By Sara Berg, MS (ama-assn.org)

Consistent exercise is good for a person’s health and well-being—that is well known. But how many minutes of moderate or vigorous physical activity are needed to lower the risk of premature mortality? A study published in the journal Circulation defines that number and shares guidance on what level of physical activity is needed to maintain health and improve fitness.

While the 2018 physical activity guidelines recommend that adults engage in at least 150 to 300 minutes per week of moderate exercise, 75 to 150 minutes each week of vigorous movement or an equivalent combination of both intensities, it turns out that if adults do more than the recommended amount, it can help them live longer.

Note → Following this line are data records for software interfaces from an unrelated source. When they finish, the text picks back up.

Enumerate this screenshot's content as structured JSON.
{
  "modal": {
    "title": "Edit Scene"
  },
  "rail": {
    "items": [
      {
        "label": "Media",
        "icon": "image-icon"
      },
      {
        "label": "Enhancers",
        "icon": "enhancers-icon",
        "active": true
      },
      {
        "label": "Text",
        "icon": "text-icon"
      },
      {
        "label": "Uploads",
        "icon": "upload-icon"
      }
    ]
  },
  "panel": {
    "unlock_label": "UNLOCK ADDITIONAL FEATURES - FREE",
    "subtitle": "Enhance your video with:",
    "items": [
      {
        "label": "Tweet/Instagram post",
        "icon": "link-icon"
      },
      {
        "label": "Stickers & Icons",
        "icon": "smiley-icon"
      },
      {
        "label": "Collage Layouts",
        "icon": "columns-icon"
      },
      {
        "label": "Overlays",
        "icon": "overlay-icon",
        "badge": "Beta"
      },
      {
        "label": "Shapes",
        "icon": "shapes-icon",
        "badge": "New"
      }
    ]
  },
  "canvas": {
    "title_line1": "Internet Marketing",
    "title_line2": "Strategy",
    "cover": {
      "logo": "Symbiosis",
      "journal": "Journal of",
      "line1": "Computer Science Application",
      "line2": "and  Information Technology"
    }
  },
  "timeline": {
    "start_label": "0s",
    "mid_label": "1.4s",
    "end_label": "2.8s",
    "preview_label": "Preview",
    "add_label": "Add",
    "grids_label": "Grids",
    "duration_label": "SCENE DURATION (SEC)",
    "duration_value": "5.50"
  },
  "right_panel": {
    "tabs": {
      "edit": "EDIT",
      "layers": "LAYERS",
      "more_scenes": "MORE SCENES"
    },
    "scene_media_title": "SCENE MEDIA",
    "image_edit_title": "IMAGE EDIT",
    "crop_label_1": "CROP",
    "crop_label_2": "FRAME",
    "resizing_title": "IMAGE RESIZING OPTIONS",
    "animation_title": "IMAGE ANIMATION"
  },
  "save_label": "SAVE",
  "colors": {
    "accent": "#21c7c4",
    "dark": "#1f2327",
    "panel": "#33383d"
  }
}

Moderate physical activity is defined as walking, weightlifting and lower-intensity exercise. Meanwhile, vigorous exercise is categorized as running, bicycling and swimming....

From two large prospective U.S. cohorts, 116,221 adults self-reported leisure-time physical activity—defined as exercise that is not done at work—through a validated questionnaire. The questionnaire was repeated up to 15 times over the course of 30 years.

The study found that those who worked out two to four times beyond the minimum physical activity recommendations had a lower risk of death from cardiovascular disease. Those who worked out two to four times above the moderate physical activity recommendations—about 300 to 599 minutes each week—saw the most benefit. Participants had a 26% to 31% lower all-cause mortality while 28% to 38% had lower cardiovascular mortality. On top of that, 25% to 27% experienced lower non-cardiovascular mortality.  READ MORE